▶ The problem
Set down the entries exactly. No line may differ from its source.

*** The records ***

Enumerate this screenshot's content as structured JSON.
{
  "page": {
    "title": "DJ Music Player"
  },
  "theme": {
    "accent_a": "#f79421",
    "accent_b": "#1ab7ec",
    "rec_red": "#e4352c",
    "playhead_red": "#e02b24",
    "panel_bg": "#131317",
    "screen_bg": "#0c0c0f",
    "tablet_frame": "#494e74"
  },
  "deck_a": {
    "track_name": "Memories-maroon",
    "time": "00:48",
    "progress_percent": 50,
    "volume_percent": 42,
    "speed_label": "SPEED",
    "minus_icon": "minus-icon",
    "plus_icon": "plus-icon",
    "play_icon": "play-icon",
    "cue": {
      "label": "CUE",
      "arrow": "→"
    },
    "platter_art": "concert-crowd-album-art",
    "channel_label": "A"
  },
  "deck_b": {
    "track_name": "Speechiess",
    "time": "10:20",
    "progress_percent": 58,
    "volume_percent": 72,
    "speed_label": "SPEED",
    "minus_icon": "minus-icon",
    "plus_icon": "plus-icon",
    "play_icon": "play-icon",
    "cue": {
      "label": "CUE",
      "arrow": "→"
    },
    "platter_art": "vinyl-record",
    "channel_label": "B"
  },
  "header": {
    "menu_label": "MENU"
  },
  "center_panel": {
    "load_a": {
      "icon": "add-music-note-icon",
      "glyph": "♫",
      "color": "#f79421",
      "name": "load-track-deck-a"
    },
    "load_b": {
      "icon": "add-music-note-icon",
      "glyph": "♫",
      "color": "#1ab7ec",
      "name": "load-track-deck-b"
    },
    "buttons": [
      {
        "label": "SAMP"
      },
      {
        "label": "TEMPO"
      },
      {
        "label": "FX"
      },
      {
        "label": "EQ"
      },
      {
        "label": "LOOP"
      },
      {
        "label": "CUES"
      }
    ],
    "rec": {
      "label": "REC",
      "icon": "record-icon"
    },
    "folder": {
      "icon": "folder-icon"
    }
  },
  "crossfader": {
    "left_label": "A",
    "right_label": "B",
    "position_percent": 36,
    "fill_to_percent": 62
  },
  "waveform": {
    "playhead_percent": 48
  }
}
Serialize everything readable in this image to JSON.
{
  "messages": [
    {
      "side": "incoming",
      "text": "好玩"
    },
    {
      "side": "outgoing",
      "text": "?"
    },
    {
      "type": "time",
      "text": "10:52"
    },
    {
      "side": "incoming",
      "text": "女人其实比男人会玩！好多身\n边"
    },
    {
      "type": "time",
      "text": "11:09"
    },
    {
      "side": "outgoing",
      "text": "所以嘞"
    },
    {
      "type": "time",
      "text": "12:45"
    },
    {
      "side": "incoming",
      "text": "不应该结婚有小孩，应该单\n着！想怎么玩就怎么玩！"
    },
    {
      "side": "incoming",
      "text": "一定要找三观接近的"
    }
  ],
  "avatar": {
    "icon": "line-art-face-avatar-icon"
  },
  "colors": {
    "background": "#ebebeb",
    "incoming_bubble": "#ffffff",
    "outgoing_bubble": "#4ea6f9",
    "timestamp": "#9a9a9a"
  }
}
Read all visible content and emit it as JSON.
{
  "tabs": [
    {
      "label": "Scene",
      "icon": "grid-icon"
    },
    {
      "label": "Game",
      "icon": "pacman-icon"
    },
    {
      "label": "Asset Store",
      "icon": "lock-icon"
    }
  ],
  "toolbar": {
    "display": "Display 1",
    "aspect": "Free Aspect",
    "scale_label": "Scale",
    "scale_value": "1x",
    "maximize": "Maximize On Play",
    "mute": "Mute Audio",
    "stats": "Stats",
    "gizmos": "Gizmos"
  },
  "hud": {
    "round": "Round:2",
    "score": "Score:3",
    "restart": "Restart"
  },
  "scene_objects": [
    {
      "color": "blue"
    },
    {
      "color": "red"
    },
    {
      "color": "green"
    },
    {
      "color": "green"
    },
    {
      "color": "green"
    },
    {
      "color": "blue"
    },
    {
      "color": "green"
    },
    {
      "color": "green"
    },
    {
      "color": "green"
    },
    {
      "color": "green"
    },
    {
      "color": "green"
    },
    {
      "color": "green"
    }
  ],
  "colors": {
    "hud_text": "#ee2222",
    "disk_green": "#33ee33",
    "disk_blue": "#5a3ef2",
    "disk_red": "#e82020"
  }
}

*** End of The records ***

▶ Result of this task
Enumerate this screenshot's content as structured JSON.
{
  "page": {
    "title": "DJ Music Player"
  },
  "theme": {
    "accent_a": "#f79421",
    "accent_b": "#1ab7ec",
    "rec_red": "#e4352c",
    "playhead_red": "#e02b24",
    "panel_bg": "#131317",
    "screen_bg": "#0c0c0f",
    "tablet_frame": "#494e74"
  },
  "deck_a": {
    "track_name": "Memories-maroon",
    "time": "00:48",
    "progress_percent": 50,
    "volume_percent": 42,
    "speed_label": "SPEED",
    "minus_icon": "minus-icon",
    "plus_icon": "plus-icon",
    "play_icon": "play-icon",
    "cue": {
      "label": "CUE",
      "arrow": "→"
    },
    "platter_art": "concert-crowd-album-art",
    "channel_label": "A"
  },
  "deck_b": {
    "track_name": "Speechiess",
    "time": "10:20",
    "progress_percent": 58,
    "volume_percent": 72,
    "speed_label": "SPEED",
    "minus_icon": "minus-icon",
    "plus_icon": "plus-icon",
    "play_icon": "play-icon",
    "cue": {
      "label": "CUE",
      "arrow": "→"
    },
    "platter_art": "vinyl-record",
    "channel_label": "B"
  },
  "header": {
    "menu_label": "MENU"
  },
  "center_panel": {
    "load_a": {
      "icon": "add-music-note-icon",
      "glyph": "♫",
      "color": "#f79421",
      "name": "load-track-deck-a"
    },
    "load_b": {
      "icon": "add-music-note-icon",
      "glyph": "♫",
      "color": "#1ab7ec",
      "name": "load-track-deck-b"
    },
    "buttons": [
      {
        "label": "SAMP"
      },
      {
        "label": "TEMPO"
      },
      {
        "label": "FX"
      },
      {
        "label": "EQ"
      },
      {
        "label": "LOOP"
      },
      {
        "label": "CUES"
      }
    ],
    "rec": {
      "label": "REC",
      "icon": "record-icon"
    },
    "folder": {
      "icon": "folder-icon"
    }
  },
  "crossfader": {
    "left_label": "A",
    "right_label": "B",
    "position_percent": 36,
    "fill_to_percent": 62
  },
  "waveform": {
    "playhead_percent": 48
  }
}
Serialize everything readable in this image to JSON.
{
  "messages": [
    {
      "side": "incoming",
      "text": "好玩"
    },
    {
      "side": "outgoing",
      "text": "?"
    },
    {
      "type": "time",
      "text": "10:52"
    },
    {
      "side": "incoming",
      "text": "女人其实比男人会玩！好多身\n边"
    },
    {
      "type": "time",
      "text": "11:09"
    },
    {
      "side": "outgoing",
      "text": "所以嘞"
    },
    {
      "type": "time",
      "text": "12:45"
    },
    {
      "side": "incoming",
      "text": "不应该结婚有小孩，应该单\n着！想怎么玩就怎么玩！"
    },
    {
      "side": "incoming",
      "text": "一定要找三观接近的"
    }
  ],
  "avatar": {
    "icon": "line-art-face-avatar-icon"
  },
  "colors": {
    "background": "#ebebeb",
    "incoming_bubble": "#ffffff",
    "outgoing_bubble": "#4ea6f9",
    "timestamp": "#9a9a9a"
  }
}
Read all visible content and emit it as JSON.
{
  "tabs": [
    {
      "label": "Scene",
      "icon": "grid-icon"
    },
    {
      "label": "Game",
      "icon": "pacman-icon"
    },
    {
      "label": "Asset Store",
      "icon": "lock-icon"
    }
  ],
  "toolbar": {
    "display": "Display 1",
    "aspect": "Free Aspect",
    "scale_label": "Scale",
    "scale_value": "1x",
    "maximize": "Maximize On Play",
    "mute": "Mute Audio",
    "stats": "Stats",
    "gizmos": "Gizmos"
  },
  "hud": {
    "round": "Round:2",
    "score": "Score:3",
    "restart": "Restart"
  },
  "scene_objects": [
    {
      "color": "blue"
    },
    {
      "color": "red"
    },
    {
      "color": "green"
    },
    {
      "color": "green"
    },
    {
      "color": "green"
    },
    {
      "color": "blue"
    },
    {
      "color": "green"
    },
    {
      "color": "green"
    },
    {
      "color": "green"
    },
    {
      "color": "green"
    },
    {
      "color": "green"
    },
    {
      "color": "green"
    }
  ],
  "colors": {
    "hud_text": "#ee2222",
    "disk_green": "#33ee33",
    "disk_blue": "#5a3ef2",
    "disk_red": "#e82020"
  }
}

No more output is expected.